### Extracted records:
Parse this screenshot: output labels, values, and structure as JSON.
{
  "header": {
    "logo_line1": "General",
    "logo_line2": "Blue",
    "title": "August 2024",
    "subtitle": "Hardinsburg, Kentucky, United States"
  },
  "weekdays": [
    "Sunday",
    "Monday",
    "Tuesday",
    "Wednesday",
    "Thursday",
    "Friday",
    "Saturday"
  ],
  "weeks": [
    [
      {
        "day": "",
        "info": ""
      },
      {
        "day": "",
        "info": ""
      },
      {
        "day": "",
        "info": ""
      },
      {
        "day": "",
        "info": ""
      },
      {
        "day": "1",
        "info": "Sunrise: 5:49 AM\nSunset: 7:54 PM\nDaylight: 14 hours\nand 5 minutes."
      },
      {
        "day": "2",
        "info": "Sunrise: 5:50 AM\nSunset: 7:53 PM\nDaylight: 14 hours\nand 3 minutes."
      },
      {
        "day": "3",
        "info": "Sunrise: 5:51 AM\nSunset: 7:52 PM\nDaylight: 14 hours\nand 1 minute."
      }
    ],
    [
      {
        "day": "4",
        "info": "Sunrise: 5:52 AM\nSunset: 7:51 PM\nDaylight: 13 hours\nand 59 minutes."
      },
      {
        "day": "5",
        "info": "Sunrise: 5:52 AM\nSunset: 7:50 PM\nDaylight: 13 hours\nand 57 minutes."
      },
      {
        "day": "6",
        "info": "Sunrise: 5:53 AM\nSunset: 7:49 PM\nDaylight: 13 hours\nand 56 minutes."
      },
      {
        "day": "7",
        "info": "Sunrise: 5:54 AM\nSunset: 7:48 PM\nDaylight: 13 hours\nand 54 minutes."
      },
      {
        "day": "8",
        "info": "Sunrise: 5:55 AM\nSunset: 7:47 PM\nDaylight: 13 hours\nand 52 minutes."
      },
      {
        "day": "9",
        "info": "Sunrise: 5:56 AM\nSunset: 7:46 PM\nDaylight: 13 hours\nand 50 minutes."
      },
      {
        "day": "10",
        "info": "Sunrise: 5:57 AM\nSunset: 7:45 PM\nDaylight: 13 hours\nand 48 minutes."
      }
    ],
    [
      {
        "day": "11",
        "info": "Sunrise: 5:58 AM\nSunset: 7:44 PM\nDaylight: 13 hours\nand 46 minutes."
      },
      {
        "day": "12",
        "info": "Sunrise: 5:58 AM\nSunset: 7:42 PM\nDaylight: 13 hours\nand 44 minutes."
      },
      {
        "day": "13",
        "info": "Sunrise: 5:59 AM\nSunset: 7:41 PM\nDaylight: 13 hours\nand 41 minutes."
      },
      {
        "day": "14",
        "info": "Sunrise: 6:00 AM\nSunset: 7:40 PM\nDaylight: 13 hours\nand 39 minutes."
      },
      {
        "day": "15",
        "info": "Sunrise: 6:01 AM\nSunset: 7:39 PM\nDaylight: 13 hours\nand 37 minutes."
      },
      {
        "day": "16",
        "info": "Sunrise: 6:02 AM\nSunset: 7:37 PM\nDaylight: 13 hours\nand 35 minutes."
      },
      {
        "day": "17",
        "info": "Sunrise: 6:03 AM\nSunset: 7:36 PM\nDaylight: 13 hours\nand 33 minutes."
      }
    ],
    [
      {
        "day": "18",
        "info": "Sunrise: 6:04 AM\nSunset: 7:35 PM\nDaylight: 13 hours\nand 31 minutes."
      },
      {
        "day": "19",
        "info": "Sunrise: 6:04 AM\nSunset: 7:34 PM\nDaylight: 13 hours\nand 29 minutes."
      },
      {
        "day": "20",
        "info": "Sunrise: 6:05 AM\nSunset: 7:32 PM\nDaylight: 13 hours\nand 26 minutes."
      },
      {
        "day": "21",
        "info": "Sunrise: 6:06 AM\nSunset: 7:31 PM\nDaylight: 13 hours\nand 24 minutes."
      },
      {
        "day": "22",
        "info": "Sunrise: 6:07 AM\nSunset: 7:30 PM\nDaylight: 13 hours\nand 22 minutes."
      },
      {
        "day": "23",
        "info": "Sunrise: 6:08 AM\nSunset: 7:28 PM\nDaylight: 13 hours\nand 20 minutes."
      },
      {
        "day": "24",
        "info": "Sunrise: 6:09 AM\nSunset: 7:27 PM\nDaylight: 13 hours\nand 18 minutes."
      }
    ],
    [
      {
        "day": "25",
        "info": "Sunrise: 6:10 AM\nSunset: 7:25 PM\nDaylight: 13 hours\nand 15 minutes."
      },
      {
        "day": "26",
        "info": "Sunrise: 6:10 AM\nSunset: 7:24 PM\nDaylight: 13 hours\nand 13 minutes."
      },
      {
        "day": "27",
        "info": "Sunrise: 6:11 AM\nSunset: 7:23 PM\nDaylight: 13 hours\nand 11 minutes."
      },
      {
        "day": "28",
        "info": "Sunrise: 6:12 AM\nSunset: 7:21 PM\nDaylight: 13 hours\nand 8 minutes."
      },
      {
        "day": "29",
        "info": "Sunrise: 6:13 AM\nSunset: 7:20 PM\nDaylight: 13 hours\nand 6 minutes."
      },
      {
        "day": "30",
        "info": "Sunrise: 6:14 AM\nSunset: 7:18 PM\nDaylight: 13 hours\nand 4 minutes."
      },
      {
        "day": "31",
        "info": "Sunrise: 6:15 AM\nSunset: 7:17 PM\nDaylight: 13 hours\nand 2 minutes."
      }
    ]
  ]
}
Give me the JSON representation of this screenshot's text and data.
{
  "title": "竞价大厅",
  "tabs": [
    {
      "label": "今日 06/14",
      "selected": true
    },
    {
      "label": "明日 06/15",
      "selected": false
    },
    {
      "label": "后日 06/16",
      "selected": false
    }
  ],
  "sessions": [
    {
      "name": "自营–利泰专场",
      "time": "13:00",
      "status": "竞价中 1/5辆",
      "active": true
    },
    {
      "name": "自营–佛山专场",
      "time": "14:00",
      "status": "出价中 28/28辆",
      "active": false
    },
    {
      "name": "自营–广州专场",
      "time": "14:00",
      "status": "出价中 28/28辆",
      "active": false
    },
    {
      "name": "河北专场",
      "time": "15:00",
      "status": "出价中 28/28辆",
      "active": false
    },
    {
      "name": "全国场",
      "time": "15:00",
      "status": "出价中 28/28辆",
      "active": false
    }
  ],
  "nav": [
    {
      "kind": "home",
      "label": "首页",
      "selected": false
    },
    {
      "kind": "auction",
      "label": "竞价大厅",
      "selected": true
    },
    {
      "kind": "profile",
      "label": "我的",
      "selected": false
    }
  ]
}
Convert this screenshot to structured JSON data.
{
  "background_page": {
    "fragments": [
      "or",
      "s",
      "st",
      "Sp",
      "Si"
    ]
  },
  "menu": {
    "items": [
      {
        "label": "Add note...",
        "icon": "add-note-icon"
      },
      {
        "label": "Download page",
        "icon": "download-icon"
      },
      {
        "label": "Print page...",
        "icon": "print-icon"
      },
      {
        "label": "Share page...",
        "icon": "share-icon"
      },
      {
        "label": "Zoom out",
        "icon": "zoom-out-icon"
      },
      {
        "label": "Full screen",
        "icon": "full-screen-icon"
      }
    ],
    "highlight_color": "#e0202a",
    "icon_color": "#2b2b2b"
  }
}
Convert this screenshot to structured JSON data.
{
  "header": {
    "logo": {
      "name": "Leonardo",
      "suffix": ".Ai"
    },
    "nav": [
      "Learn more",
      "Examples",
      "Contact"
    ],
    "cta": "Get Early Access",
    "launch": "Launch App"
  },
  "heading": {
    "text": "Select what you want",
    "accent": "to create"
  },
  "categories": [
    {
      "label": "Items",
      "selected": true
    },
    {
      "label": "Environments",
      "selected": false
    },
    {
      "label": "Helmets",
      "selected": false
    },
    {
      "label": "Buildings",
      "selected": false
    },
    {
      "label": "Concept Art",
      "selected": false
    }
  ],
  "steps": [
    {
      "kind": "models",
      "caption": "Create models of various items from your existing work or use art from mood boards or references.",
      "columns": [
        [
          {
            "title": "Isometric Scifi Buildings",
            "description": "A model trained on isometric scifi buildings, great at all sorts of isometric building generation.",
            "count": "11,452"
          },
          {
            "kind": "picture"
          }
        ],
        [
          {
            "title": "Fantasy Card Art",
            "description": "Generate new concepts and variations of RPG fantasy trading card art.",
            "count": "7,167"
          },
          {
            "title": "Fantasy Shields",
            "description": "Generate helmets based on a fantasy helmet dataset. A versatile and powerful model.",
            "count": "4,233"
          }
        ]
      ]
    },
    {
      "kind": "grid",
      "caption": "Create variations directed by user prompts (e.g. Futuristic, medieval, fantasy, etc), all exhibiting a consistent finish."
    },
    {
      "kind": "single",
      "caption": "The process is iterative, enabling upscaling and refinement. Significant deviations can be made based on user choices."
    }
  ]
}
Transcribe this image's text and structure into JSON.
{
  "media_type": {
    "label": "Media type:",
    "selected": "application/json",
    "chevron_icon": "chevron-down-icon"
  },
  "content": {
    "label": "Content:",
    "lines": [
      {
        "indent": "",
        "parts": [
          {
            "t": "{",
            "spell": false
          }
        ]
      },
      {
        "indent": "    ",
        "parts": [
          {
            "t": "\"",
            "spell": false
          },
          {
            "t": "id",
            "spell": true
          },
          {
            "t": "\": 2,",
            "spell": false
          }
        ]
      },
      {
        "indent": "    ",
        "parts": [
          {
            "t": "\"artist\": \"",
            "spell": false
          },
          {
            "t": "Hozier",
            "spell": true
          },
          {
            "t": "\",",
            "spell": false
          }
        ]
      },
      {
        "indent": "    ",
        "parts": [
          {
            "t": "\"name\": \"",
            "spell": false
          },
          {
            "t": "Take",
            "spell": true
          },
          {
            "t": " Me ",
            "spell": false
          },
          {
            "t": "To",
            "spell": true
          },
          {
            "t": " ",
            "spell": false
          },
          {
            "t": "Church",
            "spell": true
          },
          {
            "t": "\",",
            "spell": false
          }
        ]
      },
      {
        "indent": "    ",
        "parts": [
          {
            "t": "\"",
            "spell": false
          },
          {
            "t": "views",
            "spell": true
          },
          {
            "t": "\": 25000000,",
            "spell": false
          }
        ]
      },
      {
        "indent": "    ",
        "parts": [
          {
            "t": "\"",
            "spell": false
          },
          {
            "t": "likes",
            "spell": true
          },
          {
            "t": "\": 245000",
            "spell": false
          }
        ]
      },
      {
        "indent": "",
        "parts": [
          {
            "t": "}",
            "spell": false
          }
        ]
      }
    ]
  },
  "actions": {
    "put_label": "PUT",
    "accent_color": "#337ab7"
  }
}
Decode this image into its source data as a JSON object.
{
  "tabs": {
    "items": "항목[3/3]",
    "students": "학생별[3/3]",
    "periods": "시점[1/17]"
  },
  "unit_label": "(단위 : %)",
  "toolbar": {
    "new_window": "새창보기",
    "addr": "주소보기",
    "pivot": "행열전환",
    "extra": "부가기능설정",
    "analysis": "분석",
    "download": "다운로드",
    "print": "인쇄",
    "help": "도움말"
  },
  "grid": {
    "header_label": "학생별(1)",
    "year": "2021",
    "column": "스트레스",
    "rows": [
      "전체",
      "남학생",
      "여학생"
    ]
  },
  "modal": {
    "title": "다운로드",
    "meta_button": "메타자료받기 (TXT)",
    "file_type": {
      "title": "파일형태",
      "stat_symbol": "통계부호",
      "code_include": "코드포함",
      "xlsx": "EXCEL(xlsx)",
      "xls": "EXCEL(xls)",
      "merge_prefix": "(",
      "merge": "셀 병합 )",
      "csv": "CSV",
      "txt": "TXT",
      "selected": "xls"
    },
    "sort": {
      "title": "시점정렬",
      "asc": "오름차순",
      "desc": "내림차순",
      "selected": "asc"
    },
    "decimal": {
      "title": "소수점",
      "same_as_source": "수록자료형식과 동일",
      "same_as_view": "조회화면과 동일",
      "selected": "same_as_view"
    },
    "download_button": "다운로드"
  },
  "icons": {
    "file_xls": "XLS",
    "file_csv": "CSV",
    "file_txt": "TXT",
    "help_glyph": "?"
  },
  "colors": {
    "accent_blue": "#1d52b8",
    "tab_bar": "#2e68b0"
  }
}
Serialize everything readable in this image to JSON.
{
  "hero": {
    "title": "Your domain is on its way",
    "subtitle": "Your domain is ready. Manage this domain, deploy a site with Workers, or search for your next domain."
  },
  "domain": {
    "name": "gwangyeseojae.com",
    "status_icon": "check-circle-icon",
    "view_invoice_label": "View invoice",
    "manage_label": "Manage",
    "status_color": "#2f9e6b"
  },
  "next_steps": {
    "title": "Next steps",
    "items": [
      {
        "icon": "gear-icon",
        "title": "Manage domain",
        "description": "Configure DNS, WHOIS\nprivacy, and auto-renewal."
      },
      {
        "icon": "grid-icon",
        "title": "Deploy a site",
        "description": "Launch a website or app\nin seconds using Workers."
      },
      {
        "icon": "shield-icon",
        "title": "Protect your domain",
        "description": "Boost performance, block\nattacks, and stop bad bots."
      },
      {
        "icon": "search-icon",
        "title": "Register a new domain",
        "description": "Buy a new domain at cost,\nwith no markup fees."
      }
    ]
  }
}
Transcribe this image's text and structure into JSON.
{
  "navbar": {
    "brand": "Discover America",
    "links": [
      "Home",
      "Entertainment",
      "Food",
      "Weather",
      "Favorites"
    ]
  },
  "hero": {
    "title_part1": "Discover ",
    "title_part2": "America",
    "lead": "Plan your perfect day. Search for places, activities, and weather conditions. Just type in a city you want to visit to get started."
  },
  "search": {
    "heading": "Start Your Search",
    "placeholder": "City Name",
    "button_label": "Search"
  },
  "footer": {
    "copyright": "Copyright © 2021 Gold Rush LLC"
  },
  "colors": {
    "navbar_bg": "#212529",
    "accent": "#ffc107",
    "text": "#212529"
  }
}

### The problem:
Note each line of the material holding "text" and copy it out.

### Answer to this task:
Give me the JSON representation of this screenshot's text and data.
    "text": "Select what you want",
Transcribe this image's text and structure into JSON.
Transcribe this image's text and structure into JSON.
    "text": "#212529"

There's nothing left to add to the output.